Back in May I posted about a paper that finds primes pseudodeterministically and Quanta magazine recently published a story on the result. Oddly enough the paper really isn't about primes at all.

Consider any set A such that

- A is easy to compute, i.e., A is in P.
- A is very large, that is there is a c such that for all n, the number of strings of length n is at least 2
^{n}/n^{c}. If you throw a polynomial number of darts you are very likely to hit A.

Chen et al show that for any such A, there is a probabilistic polynomial time Turing machine M such that for infinitely many x in A, M on input 1

^{|x|}will output x with high probability.The set of primes has property 1 by Agrawal, Kayal and Saxena and property 2 by the prime number theorem. Why focus the paper on primes though? Because deterministic prime number finding is a long-standing open problem and there aren't many other natural problems that have properties 1 and 2 where we don't know easy deterministic algorithms to find examples.

With the general result, we can think about oracle results. It's pretty easy to create an A, such that A has property 2 and no deterministic polynomial-time algorithm with oracle access to A can find an element of length n on input 1

^{n}for infinitely many n. Since A is always in P^{A}we get property 1 for free. That would suggest to push the result to finding primes deterministically would require using properties of the primes beyond being large and easy.Maybe not. Rahul Santhanam, one of the authors, tells me their proof doesn't relativize, though whether the result relativizes is an open question, i.e. whether there is an A fulfilling property 2 such that any pseudodeterministic algorithm with oracle access to A will fail to find more than a finite number of elements of A. It does seem hard to construct this oracle, even if we just want the pseudodeterministic algorithms to fail for infinitely many n.

Nevertheless it seems unlikely you'd be able to use these techniques to prove a deterministic algorithm for all large easy A. If you want to find primes deterministically you'll probably need some to prove some new number theory.

Psuedodeterminism -> Pseudodeterminism

ReplyDeleteFixed.

DeleteI am puzzled by the fact that one needs A∈P. I would have guessed that A∈ZPP (or at least A∈RP or coRP) would be enough. Is there an easy explanation for this?

ReplyDelete(Yes, I should probably read the paper to get an answer.)

If A is in RP via a machine M consider the set B=(x,r) such that M(x) accepts using random coins r. B would have properties 1 and 2 so we could find a (x,r) pseudodeterministically and drop the r to find an x in A. However the proof that Primes are in RP was more complicated than the proof that Primes are in P.

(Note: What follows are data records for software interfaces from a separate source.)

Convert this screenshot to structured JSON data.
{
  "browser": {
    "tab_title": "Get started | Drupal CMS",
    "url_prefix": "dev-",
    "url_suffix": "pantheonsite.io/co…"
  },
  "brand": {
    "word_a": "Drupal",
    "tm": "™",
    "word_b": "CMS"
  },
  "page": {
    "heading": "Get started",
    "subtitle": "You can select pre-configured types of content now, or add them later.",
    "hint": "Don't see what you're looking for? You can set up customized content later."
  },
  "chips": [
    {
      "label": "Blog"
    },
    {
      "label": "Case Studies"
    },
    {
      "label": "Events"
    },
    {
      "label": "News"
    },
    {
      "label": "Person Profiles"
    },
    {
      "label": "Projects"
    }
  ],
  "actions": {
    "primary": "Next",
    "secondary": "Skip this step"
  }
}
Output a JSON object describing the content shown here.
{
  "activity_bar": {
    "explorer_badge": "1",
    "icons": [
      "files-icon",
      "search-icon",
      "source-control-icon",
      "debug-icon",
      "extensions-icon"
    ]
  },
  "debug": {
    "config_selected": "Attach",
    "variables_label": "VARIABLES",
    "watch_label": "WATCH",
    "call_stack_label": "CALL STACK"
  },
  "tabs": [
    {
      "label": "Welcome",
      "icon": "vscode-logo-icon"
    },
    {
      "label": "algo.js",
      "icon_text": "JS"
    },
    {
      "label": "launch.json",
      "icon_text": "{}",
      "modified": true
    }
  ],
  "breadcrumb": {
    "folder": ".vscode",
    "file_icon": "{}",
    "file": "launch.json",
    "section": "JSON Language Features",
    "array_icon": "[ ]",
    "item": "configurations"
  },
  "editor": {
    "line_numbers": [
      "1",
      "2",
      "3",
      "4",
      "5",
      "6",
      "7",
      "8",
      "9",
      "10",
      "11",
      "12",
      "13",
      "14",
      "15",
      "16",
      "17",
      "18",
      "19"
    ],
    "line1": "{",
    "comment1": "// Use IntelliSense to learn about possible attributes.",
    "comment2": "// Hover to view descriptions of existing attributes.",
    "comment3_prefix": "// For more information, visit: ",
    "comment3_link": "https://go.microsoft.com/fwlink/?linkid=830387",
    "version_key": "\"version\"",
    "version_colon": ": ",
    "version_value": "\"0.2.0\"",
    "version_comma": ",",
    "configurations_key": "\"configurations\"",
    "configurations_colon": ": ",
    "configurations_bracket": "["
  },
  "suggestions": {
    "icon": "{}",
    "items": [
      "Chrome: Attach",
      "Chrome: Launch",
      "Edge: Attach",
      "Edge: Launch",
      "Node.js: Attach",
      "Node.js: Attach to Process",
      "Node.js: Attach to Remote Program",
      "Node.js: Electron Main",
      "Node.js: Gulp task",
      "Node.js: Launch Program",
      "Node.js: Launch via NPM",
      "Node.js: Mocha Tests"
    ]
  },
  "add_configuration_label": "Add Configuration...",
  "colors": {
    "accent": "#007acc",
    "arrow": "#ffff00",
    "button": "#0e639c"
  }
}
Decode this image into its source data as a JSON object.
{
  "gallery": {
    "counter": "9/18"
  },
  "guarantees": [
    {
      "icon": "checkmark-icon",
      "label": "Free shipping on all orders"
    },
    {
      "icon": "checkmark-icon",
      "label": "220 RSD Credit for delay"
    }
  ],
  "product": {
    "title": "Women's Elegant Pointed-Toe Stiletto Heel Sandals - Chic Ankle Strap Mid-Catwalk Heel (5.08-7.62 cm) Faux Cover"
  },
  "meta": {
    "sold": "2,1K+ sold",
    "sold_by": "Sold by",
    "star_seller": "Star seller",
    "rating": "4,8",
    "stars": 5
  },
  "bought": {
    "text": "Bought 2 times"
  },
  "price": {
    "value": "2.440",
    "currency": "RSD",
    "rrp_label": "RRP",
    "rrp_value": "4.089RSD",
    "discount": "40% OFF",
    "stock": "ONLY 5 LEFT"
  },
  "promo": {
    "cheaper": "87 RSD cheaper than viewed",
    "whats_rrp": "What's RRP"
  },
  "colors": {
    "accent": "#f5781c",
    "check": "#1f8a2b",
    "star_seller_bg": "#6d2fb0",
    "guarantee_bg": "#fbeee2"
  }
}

DeleteAlso, the fact that it does not really depend on numbers being prime reminds me of the proof of Green-Tao Theorem: The proof uses a generalized Szemerédi's theorem, about arithmetic progressions for dense enough sets (for some definition of "dense enough"), and the fact that prime numbers are dense enough in the required sense. Of course, proving the density of primes in the required sense is hard while it is easy and well-known for the new algorithm, but at least from a high-level, this is the same proof idea. (And many other results about prime numbers have this kind of proof.)

ReplyDeleteRight now it is unclear how to prove the same result for A in BPP or ZPP. The construction has the unusual feature (in derandomization results) that the *code* of the algorithm computing A affects the canonical strings in A generated by the pseudodeterministic algorithm. It is unclear how to maintain the pseudodeterministic property if we have a randomized algorithm for A.

ReplyDeleteThis seems to be a typo: "for infinitely many x, M on input 1^|x| will output x with high probability." Presumably you mean that for infinitely many x, M on input 1^|x| outputs an element of A and with high probability, it is the same element of A (high probability over the choice of random coins used by M(1^|x|)).

ReplyDeleteRight. I added "x in A" which should fix this.

DeleteI also misread the original statement so my comment is not very clear. The main typo was, as you say, simply leaving out "x in A" (and it doesn't seem like a serious typo since x being in A is probably already obvious from the context). Sorry for the confusion.

DeleteThanks. Fixed.

ReplyDelete